Data entries:
================================

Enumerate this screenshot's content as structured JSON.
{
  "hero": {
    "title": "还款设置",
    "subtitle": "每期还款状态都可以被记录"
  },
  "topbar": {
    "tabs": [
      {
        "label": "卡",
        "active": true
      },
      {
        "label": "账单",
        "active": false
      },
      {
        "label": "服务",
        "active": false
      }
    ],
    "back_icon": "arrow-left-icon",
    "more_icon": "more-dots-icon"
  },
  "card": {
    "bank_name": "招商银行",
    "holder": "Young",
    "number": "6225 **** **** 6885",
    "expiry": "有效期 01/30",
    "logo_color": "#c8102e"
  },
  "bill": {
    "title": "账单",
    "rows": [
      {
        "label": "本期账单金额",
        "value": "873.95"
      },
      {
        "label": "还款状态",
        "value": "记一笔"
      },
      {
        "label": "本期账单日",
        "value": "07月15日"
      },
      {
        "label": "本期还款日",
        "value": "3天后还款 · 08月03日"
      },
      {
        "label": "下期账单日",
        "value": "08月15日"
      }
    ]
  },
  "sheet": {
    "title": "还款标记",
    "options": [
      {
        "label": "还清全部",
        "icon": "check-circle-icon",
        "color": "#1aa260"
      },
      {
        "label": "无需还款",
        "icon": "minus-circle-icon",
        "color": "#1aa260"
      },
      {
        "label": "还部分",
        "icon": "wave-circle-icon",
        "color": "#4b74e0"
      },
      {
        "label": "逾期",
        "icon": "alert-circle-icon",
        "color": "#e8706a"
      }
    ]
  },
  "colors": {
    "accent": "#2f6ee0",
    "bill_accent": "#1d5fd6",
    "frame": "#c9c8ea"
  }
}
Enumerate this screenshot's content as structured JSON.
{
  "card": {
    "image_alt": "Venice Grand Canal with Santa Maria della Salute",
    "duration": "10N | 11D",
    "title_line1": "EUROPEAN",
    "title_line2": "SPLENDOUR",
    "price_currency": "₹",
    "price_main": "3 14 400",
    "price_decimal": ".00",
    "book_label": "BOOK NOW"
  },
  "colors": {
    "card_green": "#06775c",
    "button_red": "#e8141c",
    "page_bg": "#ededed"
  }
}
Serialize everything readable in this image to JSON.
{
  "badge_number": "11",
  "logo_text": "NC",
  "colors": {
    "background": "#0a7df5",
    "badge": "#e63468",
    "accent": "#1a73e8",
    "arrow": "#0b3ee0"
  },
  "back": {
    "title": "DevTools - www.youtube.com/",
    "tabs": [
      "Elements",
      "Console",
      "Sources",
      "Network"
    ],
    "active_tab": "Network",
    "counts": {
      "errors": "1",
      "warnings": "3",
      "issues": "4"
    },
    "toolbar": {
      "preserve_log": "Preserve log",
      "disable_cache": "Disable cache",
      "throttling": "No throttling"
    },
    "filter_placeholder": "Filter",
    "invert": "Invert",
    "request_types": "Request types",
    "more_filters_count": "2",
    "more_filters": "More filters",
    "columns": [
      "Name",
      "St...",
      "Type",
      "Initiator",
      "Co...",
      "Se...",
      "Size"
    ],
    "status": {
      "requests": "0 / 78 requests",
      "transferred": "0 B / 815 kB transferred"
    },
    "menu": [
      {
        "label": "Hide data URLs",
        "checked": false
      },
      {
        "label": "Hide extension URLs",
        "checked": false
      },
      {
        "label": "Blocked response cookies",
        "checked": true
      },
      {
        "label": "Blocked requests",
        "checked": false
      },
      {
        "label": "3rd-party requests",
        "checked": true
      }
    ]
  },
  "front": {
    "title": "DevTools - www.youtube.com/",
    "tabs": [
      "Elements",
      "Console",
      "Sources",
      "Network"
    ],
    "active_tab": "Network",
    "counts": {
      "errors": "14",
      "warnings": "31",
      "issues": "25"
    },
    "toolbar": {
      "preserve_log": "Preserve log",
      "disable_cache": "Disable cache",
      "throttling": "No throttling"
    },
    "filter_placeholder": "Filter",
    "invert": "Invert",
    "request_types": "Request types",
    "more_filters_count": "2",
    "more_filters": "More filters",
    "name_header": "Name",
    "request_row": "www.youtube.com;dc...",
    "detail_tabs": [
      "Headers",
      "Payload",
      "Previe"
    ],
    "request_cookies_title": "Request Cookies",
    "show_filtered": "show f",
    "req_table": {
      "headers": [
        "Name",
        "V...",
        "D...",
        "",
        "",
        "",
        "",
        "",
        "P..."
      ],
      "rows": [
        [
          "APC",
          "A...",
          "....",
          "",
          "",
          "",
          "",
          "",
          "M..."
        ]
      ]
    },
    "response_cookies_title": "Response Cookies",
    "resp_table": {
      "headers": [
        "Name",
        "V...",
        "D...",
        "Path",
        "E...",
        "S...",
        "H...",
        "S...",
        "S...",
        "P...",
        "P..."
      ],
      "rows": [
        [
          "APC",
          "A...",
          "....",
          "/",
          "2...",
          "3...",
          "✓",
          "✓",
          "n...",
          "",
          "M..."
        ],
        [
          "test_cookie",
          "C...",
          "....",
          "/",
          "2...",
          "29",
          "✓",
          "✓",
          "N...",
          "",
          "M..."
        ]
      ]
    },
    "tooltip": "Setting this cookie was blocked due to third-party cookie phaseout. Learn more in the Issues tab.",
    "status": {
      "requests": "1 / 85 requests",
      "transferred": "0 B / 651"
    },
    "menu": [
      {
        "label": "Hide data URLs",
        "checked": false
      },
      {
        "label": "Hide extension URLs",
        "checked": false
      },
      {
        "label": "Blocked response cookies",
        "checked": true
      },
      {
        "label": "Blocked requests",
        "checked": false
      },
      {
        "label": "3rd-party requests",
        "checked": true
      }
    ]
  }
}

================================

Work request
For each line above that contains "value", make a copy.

Problem solution
        "value": "873.95"
        "value": "记一笔"
        "value": "07月15日"
        "value": "3天后还款 · 08月03日"
        "value": "08月15日"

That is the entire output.